• **WHAT YOU WILL DO**:
Could you copy each line of the listing that holds "provides"?

• **EXERCISE MATERIALS**:
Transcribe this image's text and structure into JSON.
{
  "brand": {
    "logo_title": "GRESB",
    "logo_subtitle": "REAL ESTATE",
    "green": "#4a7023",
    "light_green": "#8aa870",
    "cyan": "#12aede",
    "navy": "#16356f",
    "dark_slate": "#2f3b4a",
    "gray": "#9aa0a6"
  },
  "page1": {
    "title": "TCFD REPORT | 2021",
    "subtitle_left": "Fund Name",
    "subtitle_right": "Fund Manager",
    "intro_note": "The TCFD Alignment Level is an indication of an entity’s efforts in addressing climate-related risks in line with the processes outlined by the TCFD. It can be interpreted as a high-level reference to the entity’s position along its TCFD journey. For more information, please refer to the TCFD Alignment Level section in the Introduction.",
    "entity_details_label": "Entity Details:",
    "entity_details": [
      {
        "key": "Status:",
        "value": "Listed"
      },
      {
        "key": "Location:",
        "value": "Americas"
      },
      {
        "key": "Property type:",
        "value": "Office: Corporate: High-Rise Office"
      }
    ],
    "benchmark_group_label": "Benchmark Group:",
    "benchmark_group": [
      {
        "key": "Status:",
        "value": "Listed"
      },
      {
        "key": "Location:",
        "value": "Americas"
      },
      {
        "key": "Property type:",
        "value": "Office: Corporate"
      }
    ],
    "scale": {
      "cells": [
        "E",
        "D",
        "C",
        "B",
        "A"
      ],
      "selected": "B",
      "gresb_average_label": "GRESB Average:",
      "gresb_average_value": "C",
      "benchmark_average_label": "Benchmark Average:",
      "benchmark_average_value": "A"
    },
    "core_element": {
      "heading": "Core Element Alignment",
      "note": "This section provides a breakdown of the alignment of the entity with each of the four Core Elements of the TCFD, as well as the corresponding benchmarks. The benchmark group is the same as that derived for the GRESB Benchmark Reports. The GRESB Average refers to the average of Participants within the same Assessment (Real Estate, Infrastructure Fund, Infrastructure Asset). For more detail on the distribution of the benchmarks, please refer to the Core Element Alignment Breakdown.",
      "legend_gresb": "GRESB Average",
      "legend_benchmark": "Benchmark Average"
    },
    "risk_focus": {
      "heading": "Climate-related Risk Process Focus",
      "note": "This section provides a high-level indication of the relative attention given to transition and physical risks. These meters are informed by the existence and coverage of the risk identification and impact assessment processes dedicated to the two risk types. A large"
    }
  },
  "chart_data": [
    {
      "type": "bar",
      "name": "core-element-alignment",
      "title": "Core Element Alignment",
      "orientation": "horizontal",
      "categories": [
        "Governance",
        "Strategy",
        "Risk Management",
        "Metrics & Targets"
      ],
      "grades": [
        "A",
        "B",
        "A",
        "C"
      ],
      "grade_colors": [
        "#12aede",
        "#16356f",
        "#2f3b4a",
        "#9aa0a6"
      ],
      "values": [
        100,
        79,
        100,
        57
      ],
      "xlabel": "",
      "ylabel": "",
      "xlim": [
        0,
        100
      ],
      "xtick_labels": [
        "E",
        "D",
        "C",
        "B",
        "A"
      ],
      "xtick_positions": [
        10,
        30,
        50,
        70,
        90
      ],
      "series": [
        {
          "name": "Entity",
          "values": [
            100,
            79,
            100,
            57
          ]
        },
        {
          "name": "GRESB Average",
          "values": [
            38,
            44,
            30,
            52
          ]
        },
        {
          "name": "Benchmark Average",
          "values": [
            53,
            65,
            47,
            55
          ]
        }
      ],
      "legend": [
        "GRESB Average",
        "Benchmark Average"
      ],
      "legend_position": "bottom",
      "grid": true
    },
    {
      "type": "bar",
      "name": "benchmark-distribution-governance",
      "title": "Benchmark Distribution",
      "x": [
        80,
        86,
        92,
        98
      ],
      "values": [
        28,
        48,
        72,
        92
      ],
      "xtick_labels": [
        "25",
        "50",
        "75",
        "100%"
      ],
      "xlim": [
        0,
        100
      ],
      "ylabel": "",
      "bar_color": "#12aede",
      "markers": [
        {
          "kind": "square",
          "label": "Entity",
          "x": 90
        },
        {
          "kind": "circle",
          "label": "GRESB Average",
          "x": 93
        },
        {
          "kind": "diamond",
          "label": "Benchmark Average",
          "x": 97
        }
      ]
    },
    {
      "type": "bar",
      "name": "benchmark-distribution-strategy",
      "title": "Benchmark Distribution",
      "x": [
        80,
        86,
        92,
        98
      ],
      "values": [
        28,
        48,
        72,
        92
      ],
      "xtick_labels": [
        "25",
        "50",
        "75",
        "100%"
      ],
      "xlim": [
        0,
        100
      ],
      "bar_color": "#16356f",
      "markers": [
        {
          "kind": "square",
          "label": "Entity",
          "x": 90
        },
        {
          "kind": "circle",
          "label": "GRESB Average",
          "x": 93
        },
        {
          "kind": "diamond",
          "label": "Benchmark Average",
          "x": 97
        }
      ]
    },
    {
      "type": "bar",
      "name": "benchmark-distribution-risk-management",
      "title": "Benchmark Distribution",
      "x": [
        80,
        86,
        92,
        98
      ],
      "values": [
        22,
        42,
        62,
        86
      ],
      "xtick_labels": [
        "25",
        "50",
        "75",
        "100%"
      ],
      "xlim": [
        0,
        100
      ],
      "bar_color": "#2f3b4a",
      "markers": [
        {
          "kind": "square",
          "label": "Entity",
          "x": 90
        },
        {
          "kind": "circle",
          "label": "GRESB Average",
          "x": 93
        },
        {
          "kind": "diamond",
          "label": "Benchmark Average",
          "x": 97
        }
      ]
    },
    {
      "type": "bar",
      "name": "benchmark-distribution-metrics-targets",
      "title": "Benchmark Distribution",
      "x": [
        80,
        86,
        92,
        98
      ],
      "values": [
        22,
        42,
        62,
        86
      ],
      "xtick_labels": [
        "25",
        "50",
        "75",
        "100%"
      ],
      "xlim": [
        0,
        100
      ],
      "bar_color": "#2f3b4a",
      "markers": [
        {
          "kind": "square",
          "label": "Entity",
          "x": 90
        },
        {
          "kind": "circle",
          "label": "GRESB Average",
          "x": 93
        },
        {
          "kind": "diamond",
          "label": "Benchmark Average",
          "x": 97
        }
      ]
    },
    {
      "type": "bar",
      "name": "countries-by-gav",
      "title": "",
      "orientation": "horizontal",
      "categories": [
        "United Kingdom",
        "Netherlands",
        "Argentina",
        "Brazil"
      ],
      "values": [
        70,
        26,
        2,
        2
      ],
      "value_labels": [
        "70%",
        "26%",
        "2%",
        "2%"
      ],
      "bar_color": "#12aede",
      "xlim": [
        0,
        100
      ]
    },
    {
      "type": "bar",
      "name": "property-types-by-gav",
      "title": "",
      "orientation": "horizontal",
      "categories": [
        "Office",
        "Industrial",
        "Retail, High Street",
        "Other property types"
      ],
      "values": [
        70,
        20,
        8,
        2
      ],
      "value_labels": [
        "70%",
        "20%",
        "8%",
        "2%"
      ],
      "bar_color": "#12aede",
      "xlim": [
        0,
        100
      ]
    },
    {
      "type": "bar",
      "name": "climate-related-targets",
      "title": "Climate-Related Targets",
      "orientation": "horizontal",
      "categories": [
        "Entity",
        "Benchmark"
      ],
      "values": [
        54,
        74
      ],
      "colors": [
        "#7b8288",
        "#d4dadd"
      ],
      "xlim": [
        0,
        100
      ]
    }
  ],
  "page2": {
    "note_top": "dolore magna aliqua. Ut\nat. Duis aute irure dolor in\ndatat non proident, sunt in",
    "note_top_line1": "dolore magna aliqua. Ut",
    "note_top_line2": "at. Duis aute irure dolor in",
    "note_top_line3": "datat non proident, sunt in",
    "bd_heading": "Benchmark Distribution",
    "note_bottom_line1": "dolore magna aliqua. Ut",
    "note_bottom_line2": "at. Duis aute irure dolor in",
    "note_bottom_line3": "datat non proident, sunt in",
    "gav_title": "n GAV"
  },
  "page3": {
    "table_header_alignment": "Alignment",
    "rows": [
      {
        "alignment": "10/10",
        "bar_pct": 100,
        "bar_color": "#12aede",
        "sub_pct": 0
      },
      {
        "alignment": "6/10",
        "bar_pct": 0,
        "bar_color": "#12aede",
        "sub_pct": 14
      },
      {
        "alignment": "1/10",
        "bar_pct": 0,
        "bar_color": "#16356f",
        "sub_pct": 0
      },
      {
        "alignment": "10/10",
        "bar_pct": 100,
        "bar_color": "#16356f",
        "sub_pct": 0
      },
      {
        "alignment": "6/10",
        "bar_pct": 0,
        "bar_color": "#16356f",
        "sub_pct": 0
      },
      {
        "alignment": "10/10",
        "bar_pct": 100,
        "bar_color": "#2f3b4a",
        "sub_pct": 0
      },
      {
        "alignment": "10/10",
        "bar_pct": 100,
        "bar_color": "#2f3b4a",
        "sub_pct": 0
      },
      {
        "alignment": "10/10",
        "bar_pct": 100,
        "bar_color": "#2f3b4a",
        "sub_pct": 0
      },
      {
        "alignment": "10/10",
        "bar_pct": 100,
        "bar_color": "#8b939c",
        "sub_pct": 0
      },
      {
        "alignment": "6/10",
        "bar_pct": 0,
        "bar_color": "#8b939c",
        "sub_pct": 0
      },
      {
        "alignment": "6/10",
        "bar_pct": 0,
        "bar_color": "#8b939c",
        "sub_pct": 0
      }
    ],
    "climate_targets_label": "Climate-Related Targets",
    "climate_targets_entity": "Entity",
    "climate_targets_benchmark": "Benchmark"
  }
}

• **EXERCISE RESULT**:
      "note": "This section provides a breakdown of the alignment of the entity with each of the four Core Elements of the TCFD, as well as the corresponding benchmarks. The benchmark group is the same as that derived for the GRESB Benchmark Reports. The GRESB Average refers to the average of Participants within the same Assessment (Real Estate, Infrastructure Fund, Infrastructure Asset). For more detail on the distribution of the benchmarks, please refer to the Core Element Alignment Breakdown.",
      "note": "This section provides a high-level indication of the relative attention given to transition and physical risks. These meters are informed by the existence and coverage of the risk identification and impact assessment processes dedicated to the two risk types. A large"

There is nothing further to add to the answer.